> _GOAL OF THE EXERCISE_: What lines below hold the string "keine"? Copy them all.

[Records drawn from a dataset]
------------------------------------------------------------------------

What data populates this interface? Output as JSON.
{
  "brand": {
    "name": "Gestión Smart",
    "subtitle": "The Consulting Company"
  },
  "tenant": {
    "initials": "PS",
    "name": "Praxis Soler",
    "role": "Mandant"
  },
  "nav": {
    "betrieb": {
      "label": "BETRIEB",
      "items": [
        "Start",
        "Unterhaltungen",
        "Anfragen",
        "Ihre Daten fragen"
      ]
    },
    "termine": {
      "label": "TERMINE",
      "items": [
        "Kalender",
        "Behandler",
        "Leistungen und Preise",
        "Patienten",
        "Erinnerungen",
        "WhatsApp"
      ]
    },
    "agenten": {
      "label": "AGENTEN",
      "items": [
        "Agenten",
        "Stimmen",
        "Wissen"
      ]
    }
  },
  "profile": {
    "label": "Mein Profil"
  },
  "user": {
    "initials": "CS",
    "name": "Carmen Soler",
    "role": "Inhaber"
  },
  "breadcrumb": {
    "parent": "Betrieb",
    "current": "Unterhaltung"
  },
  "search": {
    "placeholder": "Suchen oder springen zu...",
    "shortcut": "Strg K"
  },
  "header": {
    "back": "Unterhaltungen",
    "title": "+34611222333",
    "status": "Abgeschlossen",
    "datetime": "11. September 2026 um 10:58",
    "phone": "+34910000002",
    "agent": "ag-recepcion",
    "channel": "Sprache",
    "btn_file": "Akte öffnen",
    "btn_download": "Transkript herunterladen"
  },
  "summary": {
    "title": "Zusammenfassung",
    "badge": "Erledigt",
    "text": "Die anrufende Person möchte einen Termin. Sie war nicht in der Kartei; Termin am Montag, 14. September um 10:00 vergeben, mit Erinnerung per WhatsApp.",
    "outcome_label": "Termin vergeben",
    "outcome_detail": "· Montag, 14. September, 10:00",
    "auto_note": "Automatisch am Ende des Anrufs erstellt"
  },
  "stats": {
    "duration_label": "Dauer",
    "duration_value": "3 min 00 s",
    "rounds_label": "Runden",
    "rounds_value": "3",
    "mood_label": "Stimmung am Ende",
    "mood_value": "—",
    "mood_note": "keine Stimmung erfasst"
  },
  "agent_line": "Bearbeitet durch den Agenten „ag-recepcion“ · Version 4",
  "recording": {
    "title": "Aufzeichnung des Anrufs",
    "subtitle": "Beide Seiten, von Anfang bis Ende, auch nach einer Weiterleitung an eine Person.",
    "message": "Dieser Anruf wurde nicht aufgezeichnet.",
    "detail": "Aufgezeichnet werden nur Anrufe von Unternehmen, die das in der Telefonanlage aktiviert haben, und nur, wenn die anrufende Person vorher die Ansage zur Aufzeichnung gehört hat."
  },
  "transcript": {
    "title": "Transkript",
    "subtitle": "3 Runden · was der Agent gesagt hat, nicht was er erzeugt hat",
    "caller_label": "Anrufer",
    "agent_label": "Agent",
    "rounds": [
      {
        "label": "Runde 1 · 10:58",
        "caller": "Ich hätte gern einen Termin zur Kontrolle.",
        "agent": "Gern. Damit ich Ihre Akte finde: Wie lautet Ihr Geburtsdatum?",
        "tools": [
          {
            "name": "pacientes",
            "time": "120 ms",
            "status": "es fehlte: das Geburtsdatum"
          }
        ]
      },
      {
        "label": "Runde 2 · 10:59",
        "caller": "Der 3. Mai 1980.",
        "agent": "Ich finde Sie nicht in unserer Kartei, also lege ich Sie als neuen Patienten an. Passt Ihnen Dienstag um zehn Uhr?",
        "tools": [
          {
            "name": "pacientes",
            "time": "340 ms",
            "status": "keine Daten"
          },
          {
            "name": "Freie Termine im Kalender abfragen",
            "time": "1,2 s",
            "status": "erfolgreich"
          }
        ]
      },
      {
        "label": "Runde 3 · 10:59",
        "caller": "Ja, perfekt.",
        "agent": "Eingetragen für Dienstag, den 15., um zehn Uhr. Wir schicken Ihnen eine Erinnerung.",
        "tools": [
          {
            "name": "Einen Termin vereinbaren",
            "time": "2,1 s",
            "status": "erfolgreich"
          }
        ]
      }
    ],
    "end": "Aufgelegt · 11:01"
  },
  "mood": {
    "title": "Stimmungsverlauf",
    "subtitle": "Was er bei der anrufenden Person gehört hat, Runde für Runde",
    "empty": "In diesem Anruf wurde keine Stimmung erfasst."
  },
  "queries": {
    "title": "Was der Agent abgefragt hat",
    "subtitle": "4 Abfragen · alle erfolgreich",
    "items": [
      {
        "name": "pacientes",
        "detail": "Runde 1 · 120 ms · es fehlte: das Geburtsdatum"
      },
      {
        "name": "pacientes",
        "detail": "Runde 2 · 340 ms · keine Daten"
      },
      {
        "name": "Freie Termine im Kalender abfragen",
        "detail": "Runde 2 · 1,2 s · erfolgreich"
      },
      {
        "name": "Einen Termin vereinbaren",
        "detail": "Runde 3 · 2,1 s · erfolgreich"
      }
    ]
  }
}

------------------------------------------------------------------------

> _SOLUTION TO THE EXERCISE_:
    "mood_note": "keine Stimmung erfasst"
            "status": "keine Daten"
    "empty": "In diesem Anruf wurde keine Stimmung erfasst."
        "detail": "Runde 2 · 340 ms · keine Daten"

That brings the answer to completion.